## Work required
If a line in the records below holds the word "Bitcoin", copy it.

(Dataset entries)

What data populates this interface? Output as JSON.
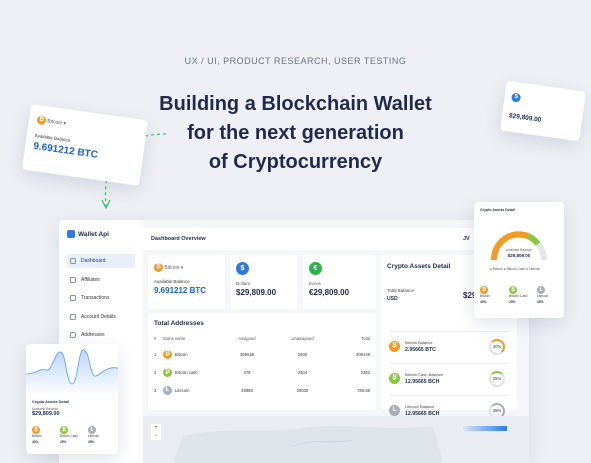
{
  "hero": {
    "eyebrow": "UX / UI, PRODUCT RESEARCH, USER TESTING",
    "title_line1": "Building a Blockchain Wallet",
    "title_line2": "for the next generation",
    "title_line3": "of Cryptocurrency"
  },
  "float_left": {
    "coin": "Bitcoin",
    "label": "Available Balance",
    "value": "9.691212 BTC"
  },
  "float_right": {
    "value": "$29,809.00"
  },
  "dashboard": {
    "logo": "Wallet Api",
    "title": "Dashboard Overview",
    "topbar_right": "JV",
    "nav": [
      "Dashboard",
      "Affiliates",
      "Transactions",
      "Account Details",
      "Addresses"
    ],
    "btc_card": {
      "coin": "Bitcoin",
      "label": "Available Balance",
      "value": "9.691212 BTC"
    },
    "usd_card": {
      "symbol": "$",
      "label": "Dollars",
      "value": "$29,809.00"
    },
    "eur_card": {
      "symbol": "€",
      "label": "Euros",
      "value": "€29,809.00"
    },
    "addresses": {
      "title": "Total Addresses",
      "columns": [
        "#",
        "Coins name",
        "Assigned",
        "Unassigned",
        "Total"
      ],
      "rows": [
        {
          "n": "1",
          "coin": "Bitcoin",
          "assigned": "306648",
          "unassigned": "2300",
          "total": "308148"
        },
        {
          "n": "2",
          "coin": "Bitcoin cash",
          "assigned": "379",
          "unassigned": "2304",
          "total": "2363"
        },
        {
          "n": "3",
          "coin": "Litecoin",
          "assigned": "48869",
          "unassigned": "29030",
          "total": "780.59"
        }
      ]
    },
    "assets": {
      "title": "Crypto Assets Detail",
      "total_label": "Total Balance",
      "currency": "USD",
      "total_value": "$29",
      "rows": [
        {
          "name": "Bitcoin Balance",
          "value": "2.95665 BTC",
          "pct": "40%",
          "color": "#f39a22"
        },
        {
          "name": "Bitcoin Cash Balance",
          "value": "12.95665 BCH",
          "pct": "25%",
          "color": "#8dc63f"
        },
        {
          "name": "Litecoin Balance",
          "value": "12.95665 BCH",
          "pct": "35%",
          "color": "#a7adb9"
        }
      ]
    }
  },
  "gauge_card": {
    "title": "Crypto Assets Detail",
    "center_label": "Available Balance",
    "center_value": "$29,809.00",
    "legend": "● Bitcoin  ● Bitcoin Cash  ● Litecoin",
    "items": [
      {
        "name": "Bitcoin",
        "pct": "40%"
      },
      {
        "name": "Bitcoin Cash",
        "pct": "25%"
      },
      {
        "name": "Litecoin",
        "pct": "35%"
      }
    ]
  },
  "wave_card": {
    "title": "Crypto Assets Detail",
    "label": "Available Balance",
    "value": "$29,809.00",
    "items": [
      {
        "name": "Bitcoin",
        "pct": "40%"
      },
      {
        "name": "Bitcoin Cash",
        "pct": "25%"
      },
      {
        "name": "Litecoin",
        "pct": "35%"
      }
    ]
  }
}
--
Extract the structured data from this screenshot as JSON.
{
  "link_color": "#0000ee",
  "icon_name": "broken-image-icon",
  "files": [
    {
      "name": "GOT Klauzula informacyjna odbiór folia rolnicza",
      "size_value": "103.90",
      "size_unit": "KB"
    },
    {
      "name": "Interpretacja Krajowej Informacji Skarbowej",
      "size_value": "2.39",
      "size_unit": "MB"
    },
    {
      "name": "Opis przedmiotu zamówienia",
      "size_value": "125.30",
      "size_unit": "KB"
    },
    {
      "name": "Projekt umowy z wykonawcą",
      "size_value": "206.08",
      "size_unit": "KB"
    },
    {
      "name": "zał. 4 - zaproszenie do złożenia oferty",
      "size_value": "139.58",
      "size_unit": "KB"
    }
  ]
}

## Response for this exercise
    "coin": "Bitcoin",
      "coin": "Bitcoin",
          "coin": "Bitcoin",
          "coin": "Bitcoin cash",
          "name": "Bitcoin Balance",
          "name": "Bitcoin Cash Balance",
    "legend": "● Bitcoin  ● Bitcoin Cash  ● Litecoin",
        "name": "Bitcoin",
        "name": "Bitcoin Cash",
        "name": "Bitcoin",
        "name": "Bitcoin Cash",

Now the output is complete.